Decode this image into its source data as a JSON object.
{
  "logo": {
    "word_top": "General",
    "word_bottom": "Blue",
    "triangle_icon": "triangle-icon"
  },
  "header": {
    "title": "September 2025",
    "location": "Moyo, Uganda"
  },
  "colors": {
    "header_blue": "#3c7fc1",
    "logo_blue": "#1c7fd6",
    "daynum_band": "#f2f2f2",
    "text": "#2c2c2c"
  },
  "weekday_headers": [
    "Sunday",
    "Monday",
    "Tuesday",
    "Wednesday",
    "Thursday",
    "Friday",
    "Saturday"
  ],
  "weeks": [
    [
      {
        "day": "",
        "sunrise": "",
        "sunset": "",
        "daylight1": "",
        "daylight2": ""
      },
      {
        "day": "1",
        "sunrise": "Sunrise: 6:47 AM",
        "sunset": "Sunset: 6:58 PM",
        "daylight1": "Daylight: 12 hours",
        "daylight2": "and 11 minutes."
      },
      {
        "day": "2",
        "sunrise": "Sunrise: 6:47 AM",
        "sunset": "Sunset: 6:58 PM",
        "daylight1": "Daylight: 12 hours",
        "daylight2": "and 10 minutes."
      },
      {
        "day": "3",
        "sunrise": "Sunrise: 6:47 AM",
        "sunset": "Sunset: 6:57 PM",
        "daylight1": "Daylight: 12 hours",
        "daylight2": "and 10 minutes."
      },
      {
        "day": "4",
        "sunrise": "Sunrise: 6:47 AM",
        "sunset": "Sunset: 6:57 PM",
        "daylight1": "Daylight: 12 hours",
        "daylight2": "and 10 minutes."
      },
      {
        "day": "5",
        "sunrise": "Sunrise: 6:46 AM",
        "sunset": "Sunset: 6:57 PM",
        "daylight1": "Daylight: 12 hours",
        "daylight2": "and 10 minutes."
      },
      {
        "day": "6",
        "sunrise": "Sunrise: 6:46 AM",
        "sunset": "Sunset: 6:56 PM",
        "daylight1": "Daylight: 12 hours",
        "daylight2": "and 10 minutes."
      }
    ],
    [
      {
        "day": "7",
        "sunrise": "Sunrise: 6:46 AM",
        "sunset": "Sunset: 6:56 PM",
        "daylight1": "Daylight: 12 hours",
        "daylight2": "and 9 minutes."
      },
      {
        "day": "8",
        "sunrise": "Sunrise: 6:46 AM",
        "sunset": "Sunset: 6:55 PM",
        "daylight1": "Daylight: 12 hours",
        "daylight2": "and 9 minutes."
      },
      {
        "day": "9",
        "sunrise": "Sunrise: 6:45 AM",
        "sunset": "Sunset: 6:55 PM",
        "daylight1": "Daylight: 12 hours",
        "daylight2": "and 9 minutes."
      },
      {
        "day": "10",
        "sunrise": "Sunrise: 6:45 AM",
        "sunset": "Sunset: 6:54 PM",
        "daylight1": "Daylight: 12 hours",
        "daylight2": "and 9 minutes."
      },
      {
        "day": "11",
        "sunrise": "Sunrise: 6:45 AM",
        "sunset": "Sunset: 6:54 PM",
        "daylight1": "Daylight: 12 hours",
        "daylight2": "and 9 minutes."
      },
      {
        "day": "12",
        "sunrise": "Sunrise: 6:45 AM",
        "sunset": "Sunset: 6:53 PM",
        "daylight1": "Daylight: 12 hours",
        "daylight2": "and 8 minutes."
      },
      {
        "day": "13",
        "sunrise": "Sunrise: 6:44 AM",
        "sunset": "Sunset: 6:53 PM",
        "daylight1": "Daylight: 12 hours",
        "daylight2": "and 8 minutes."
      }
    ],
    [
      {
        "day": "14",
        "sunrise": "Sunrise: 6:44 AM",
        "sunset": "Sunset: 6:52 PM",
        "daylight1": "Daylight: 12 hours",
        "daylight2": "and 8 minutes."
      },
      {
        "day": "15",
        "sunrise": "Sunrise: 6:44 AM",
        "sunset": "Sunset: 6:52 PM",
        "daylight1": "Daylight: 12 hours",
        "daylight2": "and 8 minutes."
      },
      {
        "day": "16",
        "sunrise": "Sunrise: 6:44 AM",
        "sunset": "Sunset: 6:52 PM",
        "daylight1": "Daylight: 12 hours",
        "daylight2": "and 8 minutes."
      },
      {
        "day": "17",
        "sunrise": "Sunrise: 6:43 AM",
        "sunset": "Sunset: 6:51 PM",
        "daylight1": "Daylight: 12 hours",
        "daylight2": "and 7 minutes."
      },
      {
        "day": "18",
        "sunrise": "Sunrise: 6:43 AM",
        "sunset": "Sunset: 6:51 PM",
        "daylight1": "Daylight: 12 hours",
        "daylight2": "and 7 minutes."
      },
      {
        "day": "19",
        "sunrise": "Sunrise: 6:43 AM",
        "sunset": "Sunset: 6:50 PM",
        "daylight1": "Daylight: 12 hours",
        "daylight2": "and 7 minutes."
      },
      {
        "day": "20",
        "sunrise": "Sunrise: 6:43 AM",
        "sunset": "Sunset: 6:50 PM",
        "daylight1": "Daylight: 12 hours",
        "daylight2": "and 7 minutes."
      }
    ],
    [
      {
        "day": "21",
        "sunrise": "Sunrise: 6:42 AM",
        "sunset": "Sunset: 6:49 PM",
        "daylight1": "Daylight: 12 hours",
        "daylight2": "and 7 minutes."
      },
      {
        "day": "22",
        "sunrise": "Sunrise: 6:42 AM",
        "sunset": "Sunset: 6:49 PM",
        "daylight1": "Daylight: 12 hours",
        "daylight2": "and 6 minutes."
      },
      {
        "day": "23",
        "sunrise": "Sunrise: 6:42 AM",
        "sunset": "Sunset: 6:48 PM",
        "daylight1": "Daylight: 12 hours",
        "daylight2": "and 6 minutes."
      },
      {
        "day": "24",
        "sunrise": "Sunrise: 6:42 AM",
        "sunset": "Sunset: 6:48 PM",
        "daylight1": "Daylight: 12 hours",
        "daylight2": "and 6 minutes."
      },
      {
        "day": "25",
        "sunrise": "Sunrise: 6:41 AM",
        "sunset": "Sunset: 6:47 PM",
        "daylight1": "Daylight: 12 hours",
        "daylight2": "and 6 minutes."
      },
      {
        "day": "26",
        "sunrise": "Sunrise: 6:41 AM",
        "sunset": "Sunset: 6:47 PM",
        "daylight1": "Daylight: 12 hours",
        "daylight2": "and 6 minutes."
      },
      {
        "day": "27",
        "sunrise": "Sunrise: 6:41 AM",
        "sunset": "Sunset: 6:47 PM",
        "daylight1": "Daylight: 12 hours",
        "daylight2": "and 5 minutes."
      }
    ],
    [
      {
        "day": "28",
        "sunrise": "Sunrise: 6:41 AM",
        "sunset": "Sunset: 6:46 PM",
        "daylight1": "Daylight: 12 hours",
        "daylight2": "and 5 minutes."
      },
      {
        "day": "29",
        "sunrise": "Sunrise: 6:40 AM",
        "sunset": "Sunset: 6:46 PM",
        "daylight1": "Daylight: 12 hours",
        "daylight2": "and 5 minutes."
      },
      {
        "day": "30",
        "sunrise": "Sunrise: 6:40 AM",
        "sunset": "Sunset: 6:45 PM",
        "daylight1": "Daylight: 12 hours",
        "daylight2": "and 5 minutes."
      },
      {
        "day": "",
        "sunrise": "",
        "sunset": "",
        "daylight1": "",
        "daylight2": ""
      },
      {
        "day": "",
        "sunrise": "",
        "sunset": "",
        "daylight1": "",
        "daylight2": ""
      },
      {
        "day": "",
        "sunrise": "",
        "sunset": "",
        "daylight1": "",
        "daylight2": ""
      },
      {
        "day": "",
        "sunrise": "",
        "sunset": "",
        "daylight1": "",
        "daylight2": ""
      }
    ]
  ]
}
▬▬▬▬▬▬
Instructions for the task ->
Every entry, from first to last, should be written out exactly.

Response for this exercise ->
Decode this image into its source data as a JSON object.
{
  "logo": {
    "word_top": "General",
    "word_bottom": "Blue",
    "triangle_icon": "triangle-icon"
  },
  "header": {
    "title": "September 2025",
    "location": "Moyo, Uganda"
  },
  "colors": {
    "header_blue": "#3c7fc1",
    "logo_blue": "#1c7fd6",
    "daynum_band": "#f2f2f2",
    "text": "#2c2c2c"
  },
  "weekday_headers": [
    "Sunday",
    "Monday",
    "Tuesday",
    "Wednesday",
    "Thursday",
    "Friday",
    "Saturday"
  ],
  "weeks": [
    [
      {
        "day": "",
        "sunrise": "",
        "sunset": "",
        "daylight1": "",
        "daylight2": ""
      },
      {
        "day": "1",
        "sunrise": "Sunrise: 6:47 AM",
        "sunset": "Sunset: 6:58 PM",
        "daylight1": "Daylight: 12 hours",
        "daylight2": "and 11 minutes."
      },
      {
        "day": "2",
        "sunrise": "Sunrise: 6:47 AM",
        "sunset": "Sunset: 6:58 PM",
        "daylight1": "Daylight: 12 hours",
        "daylight2": "and 10 minutes."
      },
      {
        "day": "3",
        "sunrise": "Sunrise: 6:47 AM",
        "sunset": "Sunset: 6:57 PM",
        "daylight1": "Daylight: 12 hours",
        "daylight2": "and 10 minutes."
      },
      {
        "day": "4",
        "sunrise": "Sunrise: 6:47 AM",
        "sunset": "Sunset: 6:57 PM",
        "daylight1": "Daylight: 12 hours",
        "daylight2": "and 10 minutes."
      },
      {
        "day": "5",
        "sunrise": "Sunrise: 6:46 AM",
        "sunset": "Sunset: 6:57 PM",
        "daylight1": "Daylight: 12 hours",
        "daylight2": "and 10 minutes."
      },
      {
        "day": "6",
        "sunrise": "Sunrise: 6:46 AM",
        "sunset": "Sunset: 6:56 PM",
        "daylight1": "Daylight: 12 hours",
        "daylight2": "and 10 minutes."
      }
    ],
    [
      {
        "day": "7",
        "sunrise": "Sunrise: 6:46 AM",
        "sunset": "Sunset: 6:56 PM",
        "daylight1": "Daylight: 12 hours",
        "daylight2": "and 9 minutes."
      },
      {
        "day": "8",
        "sunrise": "Sunrise: 6:46 AM",
        "sunset": "Sunset: 6:55 PM",
        "daylight1": "Daylight: 12 hours",
        "daylight2": "and 9 minutes."
      },
      {
        "day": "9",
        "sunrise": "Sunrise: 6:45 AM",
        "sunset": "Sunset: 6:55 PM",
        "daylight1": "Daylight: 12 hours",
        "daylight2": "and 9 minutes."
      },
      {
        "day": "10",
        "sunrise": "Sunrise: 6:45 AM",
        "sunset": "Sunset: 6:54 PM",
        "daylight1": "Daylight: 12 hours",
        "daylight2": "and 9 minutes."
      },
      {
        "day": "11",
        "sunrise": "Sunrise: 6:45 AM",
        "sunset": "Sunset: 6:54 PM",
        "daylight1": "Daylight: 12 hours",
        "daylight2": "and 9 minutes."
      },
      {
        "day": "12",
        "sunrise": "Sunrise: 6:45 AM",
        "sunset": "Sunset: 6:53 PM",
        "daylight1": "Daylight: 12 hours",
        "daylight2": "and 8 minutes."
      },
      {
        "day": "13",
        "sunrise": "Sunrise: 6:44 AM",
        "sunset": "Sunset: 6:53 PM",
        "daylight1": "Daylight: 12 hours",
        "daylight2": "and 8 minutes."
      }
    ],
    [
      {
        "day": "14",
        "sunrise": "Sunrise: 6:44 AM",
        "sunset": "Sunset: 6:52 PM",
        "daylight1": "Daylight: 12 hours",
        "daylight2": "and 8 minutes."
      },
      {
        "day": "15",
        "sunrise": "Sunrise: 6:44 AM",
        "sunset": "Sunset: 6:52 PM",
        "daylight1": "Daylight: 12 hours",
        "daylight2": "and 8 minutes."
      },
      {
        "day": "16",
        "sunrise": "Sunrise: 6:44 AM",
        "sunset": "Sunset: 6:52 PM",
        "daylight1": "Daylight: 12 hours",
        "daylight2": "and 8 minutes."
      },
      {
        "day": "17",
        "sunrise": "Sunrise: 6:43 AM",
        "sunset": "Sunset: 6:51 PM",
        "daylight1": "Daylight: 12 hours",
        "daylight2": "and 7 minutes."
      },
      {
        "day": "18",
        "sunrise": "Sunrise: 6:43 AM",
        "sunset": "Sunset: 6:51 PM",
        "daylight1": "Daylight: 12 hours",
        "daylight2": "and 7 minutes."
      },
      {
        "day": "19",
        "sunrise": "Sunrise: 6:43 AM",
        "sunset": "Sunset: 6:50 PM",
        "daylight1": "Daylight: 12 hours",
        "daylight2": "and 7 minutes."
      },
      {
        "day": "20",
        "sunrise": "Sunrise: 6:43 AM",
        "sunset": "Sunset: 6:50 PM",
        "daylight1": "Daylight: 12 hours",
        "daylight2": "and 7 minutes."
      }
    ],
    [
      {
        "day": "21",
        "sunrise": "Sunrise: 6:42 AM",
        "sunset": "Sunset: 6:49 PM",
        "daylight1": "Daylight: 12 hours",
        "daylight2": "and 7 minutes."
      },
      {
        "day": "22",
        "sunrise": "Sunrise: 6:42 AM",
        "sunset": "Sunset: 6:49 PM",
        "daylight1": "Daylight: 12 hours",
        "daylight2": "and 6 minutes."
      },
      {
        "day": "23",
        "sunrise": "Sunrise: 6:42 AM",
        "sunset": "Sunset: 6:48 PM",
        "daylight1": "Daylight: 12 hours",
        "daylight2": "and 6 minutes."
      },
      {
        "day": "24",
        "sunrise": "Sunrise: 6:42 AM",
        "sunset": "Sunset: 6:48 PM",
        "daylight1": "Daylight: 12 hours",
        "daylight2": "and 6 minutes."
      },
      {
        "day": "25",
        "sunrise": "Sunrise: 6:41 AM",
        "sunset": "Sunset: 6:47 PM",
        "daylight1": "Daylight: 12 hours",
        "daylight2": "and 6 minutes."
      },
      {
        "day": "26",
        "sunrise": "Sunrise: 6:41 AM",
        "sunset": "Sunset: 6:47 PM",
        "daylight1": "Daylight: 12 hours",
        "daylight2": "and 6 minutes."
      },
      {
        "day": "27",
        "sunrise": "Sunrise: 6:41 AM",
        "sunset": "Sunset: 6:47 PM",
        "daylight1": "Daylight: 12 hours",
        "daylight2": "and 5 minutes."
      }
    ],
    [
      {
        "day": "28",
        "sunrise": "Sunrise: 6:41 AM",
        "sunset": "Sunset: 6:46 PM",
        "daylight1": "Daylight: 12 hours",
        "daylight2": "and 5 minutes."
      },
      {
        "day": "29",
        "sunrise": "Sunrise: 6:40 AM",
        "sunset": "Sunset: 6:46 PM",
        "daylight1": "Daylight: 12 hours",
        "daylight2": "and 5 minutes."
      },
      {
        "day": "30",
        "sunrise": "Sunrise: 6:40 AM",
        "sunset": "Sunset: 6:45 PM",
        "daylight1": "Daylight: 12 hours",
        "daylight2": "and 5 minutes."
      },
      {
        "day": "",
        "sunrise": "",
        "sunset": "",
        "daylight1": "",
        "daylight2": ""
      },
      {
        "day": "",
        "sunrise": "",
        "sunset": "",
        "daylight1": "",
        "daylight2": ""
      },
      {
        "day": "",
        "sunrise": "",
        "sunset": "",
        "daylight1": "",
        "daylight2": ""
      },
      {
        "day": "",
        "sunrise": "",
        "sunset": "",
        "daylight1": "",
        "daylight2": ""
      }
    ]
  ]
}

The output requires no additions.